There is an annual Law & Philosophy Workshop that meets throughout the year, and which students may take for credit: last year's theme (when Martha Nusssbaum ran it with our Law & Philosophy Fellow Sarah Conly ) was "Life and Death, " with speakers including Dan Brock, Jeff McMahan, Julian Savulescu, Daniel Wikler, and others and others; the year before (when I ran it with our Law & Philosophy Fellow Justin Coates) the theme was "Freedom and Responsibility, " and speakers included Derk Pereboom, Gary Watson, Pamela Hieryonmi, Hanna Pickard, and others. This year's topic is "Free Speech and Its Critics, " and speakers will include Joshua Cohen, Seana Shiffrin, Susan Brison, Jason Stanley, and Mary Kate McGowan, among others. We also have regular offerings in the Law School in jurisprudence, feminist philosophy, political philosophy and other areas. Each year we have both a Law & Philosophy Fellow in residence, and a week-long Visiting Political Philosopher in residence (last year it was T.M. Scanlon, the year before David Estlund). The annual Dewey Lecture in Law & Philosophy has recently brought Barbara Herman, Philip Pettit and Elizabeth Anderson to the Law School; Axel Honneth is this year's Dewey Lecturer. In addition, there are usually one or more conferences each year related to philosophical topics; last Spring, for example, I organized a conference on "Skepticism about Freedom and Responsibility, " with main papers by Conly, Jesse Prinz, Paul Russell, Saul Smilansky, and Gideon Yaffe, with JD and PhD students serving as commentators. There is now a large and lively group of philosophically-minded students here. (More than 10% of the first-year class last year came to us with a philosophy major or advanced degree-that's the highest since I've been here, and probably one of the highest percentage of philosophy students at any law school in the U.S. That doesn't count one JD/PhD in philosophy student, who started in philosophy last year.) Of all the law schools in the U.S., the Chicago experience is also probably most like that of a graduate program in a PhD field, in terms of the intellectual engagement of both faculty and students.

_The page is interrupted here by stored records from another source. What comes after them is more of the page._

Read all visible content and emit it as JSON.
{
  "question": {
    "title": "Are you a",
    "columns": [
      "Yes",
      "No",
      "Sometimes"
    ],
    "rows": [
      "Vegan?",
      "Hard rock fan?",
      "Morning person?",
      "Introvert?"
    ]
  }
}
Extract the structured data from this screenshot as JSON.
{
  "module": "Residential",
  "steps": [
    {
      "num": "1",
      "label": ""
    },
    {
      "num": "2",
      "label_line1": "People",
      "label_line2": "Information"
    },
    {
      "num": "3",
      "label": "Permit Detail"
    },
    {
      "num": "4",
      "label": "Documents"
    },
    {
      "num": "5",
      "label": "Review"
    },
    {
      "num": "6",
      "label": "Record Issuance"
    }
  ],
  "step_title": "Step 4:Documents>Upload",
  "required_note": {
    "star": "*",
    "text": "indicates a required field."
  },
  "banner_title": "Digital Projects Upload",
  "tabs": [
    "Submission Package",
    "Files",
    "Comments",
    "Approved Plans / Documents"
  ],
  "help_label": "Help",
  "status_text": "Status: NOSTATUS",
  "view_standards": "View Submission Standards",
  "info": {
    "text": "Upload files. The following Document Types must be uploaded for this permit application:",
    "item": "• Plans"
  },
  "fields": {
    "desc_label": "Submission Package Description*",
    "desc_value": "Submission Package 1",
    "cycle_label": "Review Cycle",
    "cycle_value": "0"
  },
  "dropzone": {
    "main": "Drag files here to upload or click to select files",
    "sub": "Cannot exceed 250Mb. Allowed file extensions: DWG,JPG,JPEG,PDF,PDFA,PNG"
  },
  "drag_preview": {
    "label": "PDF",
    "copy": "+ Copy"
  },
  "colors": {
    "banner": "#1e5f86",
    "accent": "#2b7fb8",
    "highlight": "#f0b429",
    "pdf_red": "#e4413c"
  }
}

Chicago currently has substantial merit aid to offer to very strong students (the best-known are the Rubenstein Scholarships, but there are other sources of aid, including for students interested in a JD/PhD). Philosophy students, both those with undergraduate majors and those with advanced degrees, have been very successful in getting this aid, and have performed very well at the Law School; as a result philosophy students receive favorable consideration here. Excellent numerical credentials are very important, of course, but even within that pool, applicants with philosophy backgrounds stand out. Students with philosophy backgrounds have recently turned down Yale, Harvard, and other peer law schools to come to Chicago. If you have questions about law study at Chicago, feel free to e-mail me at bleiter-at-uchicago-dot-edu.